[Page and application data records]
*** Block opens ***

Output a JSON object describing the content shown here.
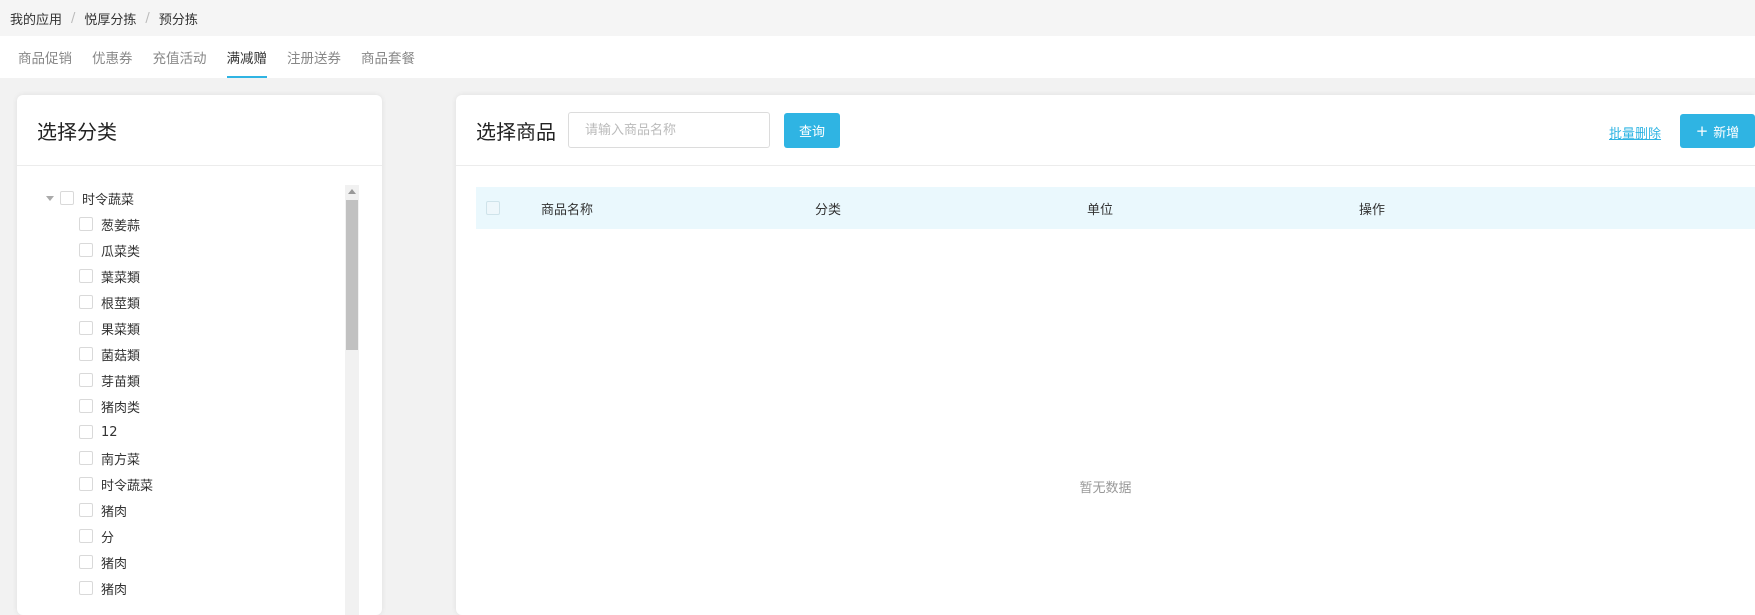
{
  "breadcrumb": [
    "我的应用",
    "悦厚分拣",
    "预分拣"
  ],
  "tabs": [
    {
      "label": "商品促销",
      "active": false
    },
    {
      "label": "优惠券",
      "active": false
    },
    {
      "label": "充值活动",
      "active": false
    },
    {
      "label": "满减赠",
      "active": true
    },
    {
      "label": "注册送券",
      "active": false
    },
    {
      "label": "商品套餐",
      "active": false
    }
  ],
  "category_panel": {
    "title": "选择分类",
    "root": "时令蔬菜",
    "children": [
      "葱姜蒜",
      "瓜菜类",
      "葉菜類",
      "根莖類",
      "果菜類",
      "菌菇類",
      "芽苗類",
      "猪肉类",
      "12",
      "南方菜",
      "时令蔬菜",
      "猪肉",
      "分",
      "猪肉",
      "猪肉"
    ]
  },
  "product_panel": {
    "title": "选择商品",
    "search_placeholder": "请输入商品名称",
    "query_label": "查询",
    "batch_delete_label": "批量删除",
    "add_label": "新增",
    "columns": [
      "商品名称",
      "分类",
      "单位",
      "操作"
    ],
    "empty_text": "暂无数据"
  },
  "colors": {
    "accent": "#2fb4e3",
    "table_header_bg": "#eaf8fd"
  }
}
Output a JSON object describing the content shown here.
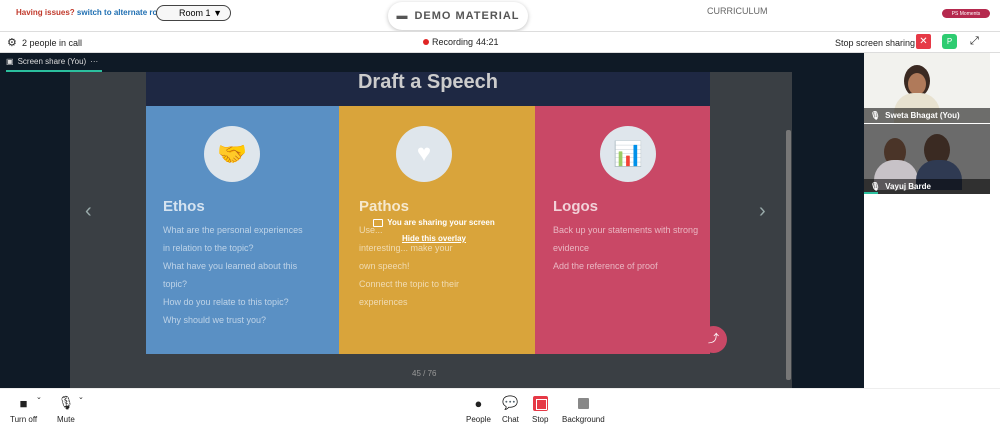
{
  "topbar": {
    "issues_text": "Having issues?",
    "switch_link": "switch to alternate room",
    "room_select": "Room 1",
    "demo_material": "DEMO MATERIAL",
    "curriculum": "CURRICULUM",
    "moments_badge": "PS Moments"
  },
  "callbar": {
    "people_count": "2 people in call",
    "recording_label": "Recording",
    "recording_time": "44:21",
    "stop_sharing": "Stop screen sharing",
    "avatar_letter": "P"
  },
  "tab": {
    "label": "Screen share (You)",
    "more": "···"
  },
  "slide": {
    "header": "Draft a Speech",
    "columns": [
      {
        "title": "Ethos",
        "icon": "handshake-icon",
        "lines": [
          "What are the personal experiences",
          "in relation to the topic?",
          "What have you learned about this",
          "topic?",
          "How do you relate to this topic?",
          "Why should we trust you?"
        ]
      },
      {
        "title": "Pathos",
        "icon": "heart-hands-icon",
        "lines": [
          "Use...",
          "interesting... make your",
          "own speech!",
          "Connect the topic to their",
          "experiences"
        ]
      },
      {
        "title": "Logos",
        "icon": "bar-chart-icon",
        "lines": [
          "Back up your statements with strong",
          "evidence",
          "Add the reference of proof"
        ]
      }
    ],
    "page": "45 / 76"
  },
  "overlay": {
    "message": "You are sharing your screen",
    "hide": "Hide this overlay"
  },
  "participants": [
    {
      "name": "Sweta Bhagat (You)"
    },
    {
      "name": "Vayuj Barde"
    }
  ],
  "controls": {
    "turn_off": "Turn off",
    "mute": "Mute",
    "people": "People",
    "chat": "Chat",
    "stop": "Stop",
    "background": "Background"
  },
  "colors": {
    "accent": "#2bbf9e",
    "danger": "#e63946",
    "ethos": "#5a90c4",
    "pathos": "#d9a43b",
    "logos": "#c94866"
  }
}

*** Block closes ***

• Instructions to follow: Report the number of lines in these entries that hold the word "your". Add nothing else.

• Problem solution: 3